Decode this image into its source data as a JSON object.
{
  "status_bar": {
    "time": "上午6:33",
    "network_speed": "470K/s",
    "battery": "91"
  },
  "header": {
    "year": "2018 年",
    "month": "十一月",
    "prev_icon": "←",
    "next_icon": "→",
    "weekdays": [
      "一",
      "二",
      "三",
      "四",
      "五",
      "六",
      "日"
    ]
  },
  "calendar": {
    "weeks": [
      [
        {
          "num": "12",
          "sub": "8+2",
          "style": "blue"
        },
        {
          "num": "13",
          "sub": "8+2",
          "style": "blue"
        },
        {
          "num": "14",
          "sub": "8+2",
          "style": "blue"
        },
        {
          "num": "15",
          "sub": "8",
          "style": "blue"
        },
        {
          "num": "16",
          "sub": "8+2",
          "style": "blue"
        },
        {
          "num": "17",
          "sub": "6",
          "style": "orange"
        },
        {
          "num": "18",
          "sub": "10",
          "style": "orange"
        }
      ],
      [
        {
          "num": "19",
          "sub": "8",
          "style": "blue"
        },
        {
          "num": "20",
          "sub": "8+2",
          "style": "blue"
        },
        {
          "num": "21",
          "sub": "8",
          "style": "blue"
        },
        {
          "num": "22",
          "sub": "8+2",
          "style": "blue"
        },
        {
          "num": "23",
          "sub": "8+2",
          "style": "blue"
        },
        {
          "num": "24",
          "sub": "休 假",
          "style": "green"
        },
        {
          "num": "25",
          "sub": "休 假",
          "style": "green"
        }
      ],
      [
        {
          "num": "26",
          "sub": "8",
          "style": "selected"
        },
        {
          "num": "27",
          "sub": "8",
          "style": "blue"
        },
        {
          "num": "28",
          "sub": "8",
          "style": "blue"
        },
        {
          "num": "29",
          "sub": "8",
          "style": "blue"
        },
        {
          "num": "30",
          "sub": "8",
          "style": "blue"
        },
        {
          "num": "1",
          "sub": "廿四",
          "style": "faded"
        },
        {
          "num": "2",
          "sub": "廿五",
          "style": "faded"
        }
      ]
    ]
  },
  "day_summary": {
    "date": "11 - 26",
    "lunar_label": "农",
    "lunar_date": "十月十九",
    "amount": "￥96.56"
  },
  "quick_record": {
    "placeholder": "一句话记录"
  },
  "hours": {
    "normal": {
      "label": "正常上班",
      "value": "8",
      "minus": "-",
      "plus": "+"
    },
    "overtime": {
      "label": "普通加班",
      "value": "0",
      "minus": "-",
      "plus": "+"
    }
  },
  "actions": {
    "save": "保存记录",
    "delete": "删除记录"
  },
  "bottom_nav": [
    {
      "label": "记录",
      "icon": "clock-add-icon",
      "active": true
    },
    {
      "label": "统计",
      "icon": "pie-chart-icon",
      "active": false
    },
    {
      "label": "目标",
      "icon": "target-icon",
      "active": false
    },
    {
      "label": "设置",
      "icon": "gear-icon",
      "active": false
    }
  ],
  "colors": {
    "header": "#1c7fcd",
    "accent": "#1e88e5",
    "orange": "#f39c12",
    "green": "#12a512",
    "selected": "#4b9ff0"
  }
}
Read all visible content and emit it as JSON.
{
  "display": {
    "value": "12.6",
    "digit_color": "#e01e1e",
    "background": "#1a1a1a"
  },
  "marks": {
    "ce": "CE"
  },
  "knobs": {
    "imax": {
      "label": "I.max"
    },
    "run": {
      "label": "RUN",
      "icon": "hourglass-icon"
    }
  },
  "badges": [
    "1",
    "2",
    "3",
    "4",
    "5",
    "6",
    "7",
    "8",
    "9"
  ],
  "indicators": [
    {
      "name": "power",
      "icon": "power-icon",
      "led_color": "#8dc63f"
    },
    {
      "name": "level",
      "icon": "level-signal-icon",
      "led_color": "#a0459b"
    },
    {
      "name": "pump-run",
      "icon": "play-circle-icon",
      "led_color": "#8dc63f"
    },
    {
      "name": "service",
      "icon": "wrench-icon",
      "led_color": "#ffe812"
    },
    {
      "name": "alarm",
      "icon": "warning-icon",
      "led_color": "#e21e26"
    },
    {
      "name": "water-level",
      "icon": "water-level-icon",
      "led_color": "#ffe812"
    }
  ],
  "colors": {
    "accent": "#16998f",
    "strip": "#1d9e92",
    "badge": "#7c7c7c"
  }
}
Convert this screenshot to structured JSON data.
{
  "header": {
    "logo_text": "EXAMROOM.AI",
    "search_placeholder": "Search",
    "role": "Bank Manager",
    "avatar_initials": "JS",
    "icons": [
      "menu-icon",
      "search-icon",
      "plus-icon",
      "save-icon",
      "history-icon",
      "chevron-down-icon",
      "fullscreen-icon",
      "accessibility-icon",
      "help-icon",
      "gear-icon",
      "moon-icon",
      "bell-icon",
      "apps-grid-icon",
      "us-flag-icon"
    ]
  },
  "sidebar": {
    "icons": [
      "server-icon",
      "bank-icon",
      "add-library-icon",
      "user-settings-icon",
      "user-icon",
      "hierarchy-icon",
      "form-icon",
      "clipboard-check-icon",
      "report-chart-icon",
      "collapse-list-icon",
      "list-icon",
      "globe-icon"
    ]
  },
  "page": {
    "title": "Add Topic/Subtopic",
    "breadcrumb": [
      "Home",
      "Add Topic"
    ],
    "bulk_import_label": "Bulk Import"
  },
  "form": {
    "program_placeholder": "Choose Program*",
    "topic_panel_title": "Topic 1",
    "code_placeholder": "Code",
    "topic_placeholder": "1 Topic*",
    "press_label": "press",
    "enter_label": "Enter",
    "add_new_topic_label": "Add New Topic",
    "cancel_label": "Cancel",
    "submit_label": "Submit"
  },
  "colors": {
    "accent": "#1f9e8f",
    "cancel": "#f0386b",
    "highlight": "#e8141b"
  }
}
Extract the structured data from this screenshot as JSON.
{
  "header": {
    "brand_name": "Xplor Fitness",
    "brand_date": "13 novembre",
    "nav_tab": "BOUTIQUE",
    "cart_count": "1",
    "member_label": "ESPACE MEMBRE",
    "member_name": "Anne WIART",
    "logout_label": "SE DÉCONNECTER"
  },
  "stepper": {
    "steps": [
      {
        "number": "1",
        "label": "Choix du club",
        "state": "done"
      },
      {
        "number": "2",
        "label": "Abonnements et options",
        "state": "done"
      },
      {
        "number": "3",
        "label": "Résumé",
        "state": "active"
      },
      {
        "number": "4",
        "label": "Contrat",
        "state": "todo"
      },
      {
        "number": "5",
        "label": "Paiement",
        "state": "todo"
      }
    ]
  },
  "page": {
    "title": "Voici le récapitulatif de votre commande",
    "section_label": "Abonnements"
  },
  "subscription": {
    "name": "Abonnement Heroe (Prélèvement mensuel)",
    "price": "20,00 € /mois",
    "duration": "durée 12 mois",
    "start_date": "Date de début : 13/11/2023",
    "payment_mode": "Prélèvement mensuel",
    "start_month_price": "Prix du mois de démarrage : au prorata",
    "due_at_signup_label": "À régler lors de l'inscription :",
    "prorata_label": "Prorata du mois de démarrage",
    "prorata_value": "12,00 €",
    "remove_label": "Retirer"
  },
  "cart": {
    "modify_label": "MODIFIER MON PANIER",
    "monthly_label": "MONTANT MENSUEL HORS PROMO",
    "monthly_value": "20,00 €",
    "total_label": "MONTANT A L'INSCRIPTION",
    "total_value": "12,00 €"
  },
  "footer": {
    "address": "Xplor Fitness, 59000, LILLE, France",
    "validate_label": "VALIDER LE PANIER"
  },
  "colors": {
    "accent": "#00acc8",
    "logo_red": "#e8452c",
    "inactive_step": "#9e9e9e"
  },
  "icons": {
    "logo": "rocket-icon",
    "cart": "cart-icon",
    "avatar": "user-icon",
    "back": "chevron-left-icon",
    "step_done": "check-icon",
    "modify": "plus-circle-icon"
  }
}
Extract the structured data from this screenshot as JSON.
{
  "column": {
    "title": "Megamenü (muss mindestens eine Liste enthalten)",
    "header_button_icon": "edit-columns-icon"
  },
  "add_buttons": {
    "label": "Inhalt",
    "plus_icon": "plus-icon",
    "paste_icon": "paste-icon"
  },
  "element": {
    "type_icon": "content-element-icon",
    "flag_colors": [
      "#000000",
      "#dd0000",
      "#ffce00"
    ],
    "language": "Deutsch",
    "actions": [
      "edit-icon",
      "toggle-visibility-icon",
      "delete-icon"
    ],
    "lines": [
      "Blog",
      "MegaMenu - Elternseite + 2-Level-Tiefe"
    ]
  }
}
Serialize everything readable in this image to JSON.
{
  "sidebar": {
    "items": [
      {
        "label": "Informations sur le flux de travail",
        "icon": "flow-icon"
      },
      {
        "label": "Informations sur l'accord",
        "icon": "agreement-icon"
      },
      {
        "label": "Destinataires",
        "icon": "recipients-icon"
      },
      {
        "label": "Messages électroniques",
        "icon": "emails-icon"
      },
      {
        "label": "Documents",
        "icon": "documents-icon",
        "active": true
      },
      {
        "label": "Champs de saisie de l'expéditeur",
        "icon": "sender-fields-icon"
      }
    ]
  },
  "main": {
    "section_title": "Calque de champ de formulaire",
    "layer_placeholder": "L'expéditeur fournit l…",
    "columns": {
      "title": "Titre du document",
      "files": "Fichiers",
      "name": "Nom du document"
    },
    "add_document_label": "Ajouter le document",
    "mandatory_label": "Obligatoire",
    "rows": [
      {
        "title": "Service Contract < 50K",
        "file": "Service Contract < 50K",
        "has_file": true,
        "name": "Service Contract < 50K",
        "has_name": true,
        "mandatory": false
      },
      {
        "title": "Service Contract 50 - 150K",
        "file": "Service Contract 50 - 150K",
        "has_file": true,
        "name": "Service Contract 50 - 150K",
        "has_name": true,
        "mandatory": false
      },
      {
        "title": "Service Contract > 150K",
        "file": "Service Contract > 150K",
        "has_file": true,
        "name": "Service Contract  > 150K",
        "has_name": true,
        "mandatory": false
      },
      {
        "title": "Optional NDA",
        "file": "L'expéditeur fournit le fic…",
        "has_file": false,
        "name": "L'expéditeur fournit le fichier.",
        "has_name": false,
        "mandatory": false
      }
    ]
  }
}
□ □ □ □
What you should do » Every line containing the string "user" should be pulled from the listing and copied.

Output for this exercise »
      "user-settings-icon",
      "user-icon",
    "avatar": "user-icon",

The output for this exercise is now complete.